I previously wrote about Frutiger here.
In his Signs and Symbols he writes of the value of ‘interior and intermediary space’. Designers take especial note. ‘The beauty of a sign,’ he writes, ‘is often the result of a struggle between the resistance of the material and its conquest by the instrument…By contrast, the Oriental way of thought and expression…puts the creative act more into the mastery of a gesture with which the brush lays the sign on paper’. [Studio Editions, London, 1989, p.101.)
I did not know of Frutiger’s personal life so as a mental health social worker I find he lost two daughters to suicide prompting him and his partner to establish a foundation
Looking through my collection of typography today I came across these images, included in Portfolio Three by The Rampant Lions Press, Cambridge, England, dated 1982. I have written about Will and Sebastian Carter many times throughout the life of this blog so please hit the search key to find out more, or send me an email. Enjoy your weekend. (This was a regular feature of the blog – the last entry can be found here.)
Images from my week. These were taken in Brisbane, Australia. The first at a train station – a nice display of cast letters (heavily covered in paint – be great to see that taken away and the true letters revealed once more) representing Queensland Rail and used as a brace for a seat; the second a metal plate in the road covering services – lovely use of the cross bar in the capital A as a functional element for inserting the rod that will remove the cover for inspection; the third some quirky figures (‘biffo man’) at pedestrian crossing. Great to see such inventiveness.
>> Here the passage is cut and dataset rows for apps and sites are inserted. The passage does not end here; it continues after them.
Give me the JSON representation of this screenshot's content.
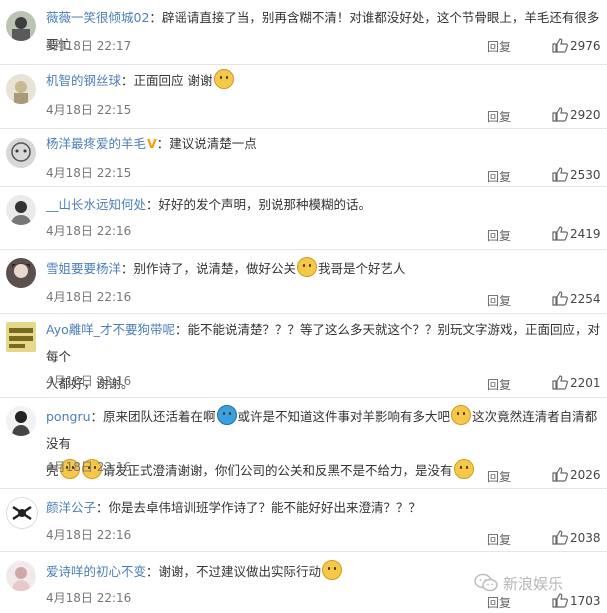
{
  "comments": [
    {
      "username": "薇薇一笑很倾城02",
      "verified": false,
      "text": "辟谣请直接了当，别再含糊不清！对谁都没好处，这个节骨眼上，羊毛还有很多要忙",
      "time": "4月18日 22:17",
      "reply": "回复",
      "likes": "2976"
    },
    {
      "username": "机智的钢丝球",
      "verified": false,
      "text": "正面回应 谢谢",
      "time": "4月18日 22:15",
      "reply": "回复",
      "likes": "2920"
    },
    {
      "username": "杨洋最疼爱的羊毛",
      "verified": true,
      "text": "建议说清楚一点",
      "time": "4月18日 22:15",
      "reply": "回复",
      "likes": "2530"
    },
    {
      "username": "__山长水远知何处",
      "verified": false,
      "text": "好好的发个声明，别说那种模糊的话。",
      "time": "4月18日 22:16",
      "reply": "回复",
      "likes": "2419"
    },
    {
      "username": "雪姐要要杨洋",
      "verified": false,
      "text_a": "别作诗了，说清楚，做好公关",
      "text_b": "我哥是个好艺人",
      "time": "4月18日 22:16",
      "reply": "回复",
      "likes": "2254"
    },
    {
      "username": "Ayo離咩_才不要狗带呢",
      "verified": false,
      "text_l1": "能不能说清楚？？？等了这么多天就这个？？别玩文字游戏，正面回应，对每个",
      "text_l2": "人都好，谢谢。",
      "time": "4月18日 22:16",
      "reply": "回复",
      "likes": "2201"
    },
    {
      "username": "pongru",
      "verified": false,
      "t1": "原来团队还活着在啊",
      "t2": "或许是不知道这件事对羊影响有多大吧",
      "t3": "这次竟然连清者自清都没有",
      "t4": "壳",
      "t5": "请发正式澄清谢谢，你们公司的公关和反黑不是不给力，是没有",
      "time": "4月18日 22:16",
      "reply": "回复",
      "likes": "2026"
    },
    {
      "username": "颜洋公子",
      "verified": false,
      "text": "你是去卓伟培训班学作诗了？能不能好好出来澄清？？？",
      "time": "4月18日 22:16",
      "reply": "回复",
      "likes": "2038"
    },
    {
      "username": "爱诗咩的初心不变",
      "verified": false,
      "text": "谢谢，不过建议做出实际行动",
      "time": "4月18日 22:16",
      "reply": "回复",
      "likes": "1703"
    }
  ],
  "watermark": "新浪娱乐",
  "colors": {
    "username": "#4b7fb8",
    "text": "#333333",
    "time": "#777777",
    "divider": "#e6e6e6",
    "emoji": "#f6c84a",
    "badge": "#f0a000"
  }
}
Hello again. It has been a while since the last post for which I offer no explanation except for life getting in the way of blogging. I thank all readers, regular and irregular, for continuing to step by on their way through the swamp that is the internet.
Recently, while at a local cafe, I came across this record sleeve (undated) among bric-a-brac for sale in a back room. I think it terrific. See how many typefaces you can identify. (Note – I have yet to play the record on my new Sherwood PM-9805 turntable.)
A reader recently identified the typeface I commented upon in this post as being Ashley Crawford, and not Neuland as I had then speculated. Thank you Marvin.
The face was designed by Ashley Havinden, a noted designer of that period and produced by Monotype as Series 238 and 279 (the later for the plain font). Image from Encyclopaedia of Typefaces, Blandford Press, 1953 as in my copy of Specimens of the Type Faces, Borders, Ornaments, Rules and Other Material cast on ‘Monotype’ Type Composing and Casting Machines, The Monotype Corporation, n.d it is not included, although ‘single specimen sheets…may be obtained on application’.
To correct the earlier misinterpretation here is Neuland used in another ad (taken from The Typography of Newspaper Advertisements, Meynell, F, 1929).
Two images leapt out at me today while browsing typography now, the next wave (North Light Books, 1994 pbk edition). The first one of machine-generated stone carving (naturally, being a stone carver); the second a font called Prototype, this because the illustration stated it was an amalgam of other typefaces including Perpetua and Bembo.
At the time I did not note the connection and it was only a few moments ago when reading Brnbrook’s entry in Typography, when who how (Konemann, 1998) that I came to realise he was behind both.
For more go to http://www.virusfonts.com